[INFORMATION SHOWN — start]
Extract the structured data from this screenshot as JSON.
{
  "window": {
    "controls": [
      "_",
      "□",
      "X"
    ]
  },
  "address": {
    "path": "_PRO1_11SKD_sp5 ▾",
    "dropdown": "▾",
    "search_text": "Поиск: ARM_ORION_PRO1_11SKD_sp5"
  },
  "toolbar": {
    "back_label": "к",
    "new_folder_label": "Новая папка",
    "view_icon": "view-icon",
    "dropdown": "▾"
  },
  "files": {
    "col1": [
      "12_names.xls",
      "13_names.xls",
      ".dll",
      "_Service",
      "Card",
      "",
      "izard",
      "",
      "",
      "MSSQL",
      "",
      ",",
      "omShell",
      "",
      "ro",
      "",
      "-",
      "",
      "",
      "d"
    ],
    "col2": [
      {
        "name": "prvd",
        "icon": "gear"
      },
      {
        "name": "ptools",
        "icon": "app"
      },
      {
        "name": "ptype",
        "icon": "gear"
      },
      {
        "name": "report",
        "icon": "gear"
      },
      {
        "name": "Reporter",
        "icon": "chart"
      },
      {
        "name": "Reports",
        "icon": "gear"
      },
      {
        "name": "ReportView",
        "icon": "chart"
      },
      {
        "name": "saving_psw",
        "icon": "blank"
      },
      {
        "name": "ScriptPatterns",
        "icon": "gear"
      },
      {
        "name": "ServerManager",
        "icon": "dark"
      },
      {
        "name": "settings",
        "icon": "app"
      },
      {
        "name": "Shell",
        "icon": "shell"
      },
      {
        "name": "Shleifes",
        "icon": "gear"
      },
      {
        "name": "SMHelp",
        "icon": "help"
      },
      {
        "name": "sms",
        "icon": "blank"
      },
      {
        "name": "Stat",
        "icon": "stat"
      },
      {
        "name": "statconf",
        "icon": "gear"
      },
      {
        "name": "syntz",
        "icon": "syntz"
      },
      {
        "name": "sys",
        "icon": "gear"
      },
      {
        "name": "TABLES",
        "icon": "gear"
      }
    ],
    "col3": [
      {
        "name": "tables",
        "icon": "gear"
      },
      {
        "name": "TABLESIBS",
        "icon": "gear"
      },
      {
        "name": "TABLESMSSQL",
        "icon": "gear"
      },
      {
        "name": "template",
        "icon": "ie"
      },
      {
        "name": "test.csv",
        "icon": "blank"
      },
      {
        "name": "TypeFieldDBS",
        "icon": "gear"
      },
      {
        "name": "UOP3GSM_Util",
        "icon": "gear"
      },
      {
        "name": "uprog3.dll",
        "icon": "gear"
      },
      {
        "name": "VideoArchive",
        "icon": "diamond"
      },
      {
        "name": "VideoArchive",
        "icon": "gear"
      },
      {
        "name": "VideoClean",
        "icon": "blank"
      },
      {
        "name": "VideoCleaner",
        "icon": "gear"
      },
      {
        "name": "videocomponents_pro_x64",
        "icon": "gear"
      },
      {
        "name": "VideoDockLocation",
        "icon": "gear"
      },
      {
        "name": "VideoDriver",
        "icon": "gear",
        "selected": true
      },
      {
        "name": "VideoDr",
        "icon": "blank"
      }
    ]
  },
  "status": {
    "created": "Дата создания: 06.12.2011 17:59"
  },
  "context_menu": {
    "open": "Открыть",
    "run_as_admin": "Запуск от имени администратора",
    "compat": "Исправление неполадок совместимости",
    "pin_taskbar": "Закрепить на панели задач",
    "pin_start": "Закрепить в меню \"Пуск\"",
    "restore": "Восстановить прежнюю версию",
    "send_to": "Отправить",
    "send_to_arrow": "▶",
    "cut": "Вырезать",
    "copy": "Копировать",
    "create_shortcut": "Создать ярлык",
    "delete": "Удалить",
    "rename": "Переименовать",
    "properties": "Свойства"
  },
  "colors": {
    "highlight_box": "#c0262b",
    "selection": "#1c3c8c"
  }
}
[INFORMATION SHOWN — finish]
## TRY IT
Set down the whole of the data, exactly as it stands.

## THE ANSWER
Extract the structured data from this screenshot as JSON.
{
  "window": {
    "controls": [
      "_",
      "□",
      "X"
    ]
  },
  "address": {
    "path": "_PRO1_11SKD_sp5 ▾",
    "dropdown": "▾",
    "search_text": "Поиск: ARM_ORION_PRO1_11SKD_sp5"
  },
  "toolbar": {
    "back_label": "к",
    "new_folder_label": "Новая папка",
    "view_icon": "view-icon",
    "dropdown": "▾"
  },
  "files": {
    "col1": [
      "12_names.xls",
      "13_names.xls",
      ".dll",
      "_Service",
      "Card",
      "",
      "izard",
      "",
      "",
      "MSSQL",
      "",
      ",",
      "omShell",
      "",
      "ro",
      "",
      "-",
      "",
      "",
      "d"
    ],
    "col2": [
      {
        "name": "prvd",
        "icon": "gear"
      },
      {
        "name": "ptools",
        "icon": "app"
      },
      {
        "name": "ptype",
        "icon": "gear"
      },
      {
        "name": "report",
        "icon": "gear"
      },
      {
        "name": "Reporter",
        "icon": "chart"
      },
      {
        "name": "Reports",
        "icon": "gear"
      },
      {
        "name": "ReportView",
        "icon": "chart"
      },
      {
        "name": "saving_psw",
        "icon": "blank"
      },
      {
        "name": "ScriptPatterns",
        "icon": "gear"
      },
      {
        "name": "ServerManager",
        "icon": "dark"
      },
      {
        "name": "settings",
        "icon": "app"
      },
      {
        "name": "Shell",
        "icon": "shell"
      },
      {
        "name": "Shleifes",
        "icon": "gear"
      },
      {
        "name": "SMHelp",
        "icon": "help"
      },
      {
        "name": "sms",
        "icon": "blank"
      },
      {
        "name": "Stat",
        "icon": "stat"
      },
      {
        "name": "statconf",
        "icon": "gear"
      },
      {
        "name": "syntz",
        "icon": "syntz"
      },
      {
        "name": "sys",
        "icon": "gear"
      },
      {
        "name": "TABLES",
        "icon": "gear"
      }
    ],
    "col3": [
      {
        "name": "tables",
        "icon": "gear"
      },
      {
        "name": "TABLESIBS",
        "icon": "gear"
      },
      {
        "name": "TABLESMSSQL",
        "icon": "gear"
      },
      {
        "name": "template",
        "icon": "ie"
      },
      {
        "name": "test.csv",
        "icon": "blank"
      },
      {
        "name": "TypeFieldDBS",
        "icon": "gear"
      },
      {
        "name": "UOP3GSM_Util",
        "icon": "gear"
      },
      {
        "name": "uprog3.dll",
        "icon": "gear"
      },
      {
        "name": "VideoArchive",
        "icon": "diamond"
      },
      {
        "name": "VideoArchive",
        "icon": "gear"
      },
      {
        "name": "VideoClean",
        "icon": "blank"
      },
      {
        "name": "VideoCleaner",
        "icon": "gear"
      },
      {
        "name": "videocomponents_pro_x64",
        "icon": "gear"
      },
      {
        "name": "VideoDockLocation",
        "icon": "gear"
      },
      {
        "name": "VideoDriver",
        "icon": "gear",
        "selected": true
      },
      {
        "name": "VideoDr",
        "icon": "blank"
      }
    ]
  },
  "status": {
    "created": "Дата создания: 06.12.2011 17:59"
  },
  "context_menu": {
    "open": "Открыть",
    "run_as_admin": "Запуск от имени администратора",
    "compat": "Исправление неполадок совместимости",
    "pin_taskbar": "Закрепить на панели задач",
    "pin_start": "Закрепить в меню \"Пуск\"",
    "restore": "Восстановить прежнюю версию",
    "send_to": "Отправить",
    "send_to_arrow": "▶",
    "cut": "Вырезать",
    "copy": "Копировать",
    "create_shortcut": "Создать ярлык",
    "delete": "Удалить",
    "rename": "Переименовать",
    "properties": "Свойства"
  },
  "colors": {
    "highlight_box": "#c0262b",
    "selection": "#1c3c8c"
  }
}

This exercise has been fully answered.